Young's initial 1947 Chicago classic, "Money Taking Women," exhibits the same exuberant down-home sound, fusing blues with the older country breakdown traditions. The string band ensemble sound suited street performance as well, whether in Memphis or in Chicago's open air Maxwell Street Market, where Young and his cronies were brought in off the streets to record. Over the years, Young's mandolin activity declined as Chicago's African-American blues audience demanded a more modern and urban sound. Since Young was also a skilled guitarist and a fine vocalist, he easily weathered the transition.

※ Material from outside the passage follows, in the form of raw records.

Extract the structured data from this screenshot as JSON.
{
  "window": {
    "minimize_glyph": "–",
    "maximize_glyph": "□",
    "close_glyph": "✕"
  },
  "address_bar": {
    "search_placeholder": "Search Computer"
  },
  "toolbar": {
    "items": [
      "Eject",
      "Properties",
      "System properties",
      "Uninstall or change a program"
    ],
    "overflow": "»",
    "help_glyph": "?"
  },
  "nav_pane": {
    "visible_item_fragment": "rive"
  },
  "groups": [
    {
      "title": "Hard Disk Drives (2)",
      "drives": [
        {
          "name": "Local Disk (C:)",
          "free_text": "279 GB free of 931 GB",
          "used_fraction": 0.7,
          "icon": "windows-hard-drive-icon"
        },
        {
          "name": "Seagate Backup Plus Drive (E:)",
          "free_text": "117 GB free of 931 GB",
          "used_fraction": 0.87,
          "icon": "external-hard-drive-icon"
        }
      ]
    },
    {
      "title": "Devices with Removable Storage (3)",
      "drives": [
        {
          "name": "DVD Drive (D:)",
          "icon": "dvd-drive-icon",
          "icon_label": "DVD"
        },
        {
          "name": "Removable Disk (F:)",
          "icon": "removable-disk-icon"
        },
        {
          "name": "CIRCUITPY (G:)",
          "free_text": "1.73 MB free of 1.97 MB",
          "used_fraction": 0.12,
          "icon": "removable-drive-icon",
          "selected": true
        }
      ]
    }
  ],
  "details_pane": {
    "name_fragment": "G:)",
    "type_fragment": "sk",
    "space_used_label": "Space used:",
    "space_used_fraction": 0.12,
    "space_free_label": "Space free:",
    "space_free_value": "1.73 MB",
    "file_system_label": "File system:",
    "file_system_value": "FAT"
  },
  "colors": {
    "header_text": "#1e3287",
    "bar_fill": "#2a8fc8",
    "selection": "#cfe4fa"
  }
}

During the late '60s, an emerging white blues-revival audience proved eager for Young's mandolin styling. Unlike Yank Rachell, whose mandolin playing retained an older string band feel, Young's style was firmly grounded in a more contemporary postwar blues idiom, and he interacted well with other electric blues artists. Throughout his life, he had worked with the major figures of blues history, including Sonny Boy Williamson, Muddy Waters, Walter Horton, and Otis Spann. He was, he insisted, born to be a musician. When interviewed shortly before he died, he said he had struggled all his life trying to make it in the music business. An emotional man, he hoped he would live long enough to make enough money to buy a house. He never made it.
John O. Young
Vicksburg, MS, 01 de enero de 1918
Años de actividad:
'40s, '50s, '60s, '70s, '90s, '00s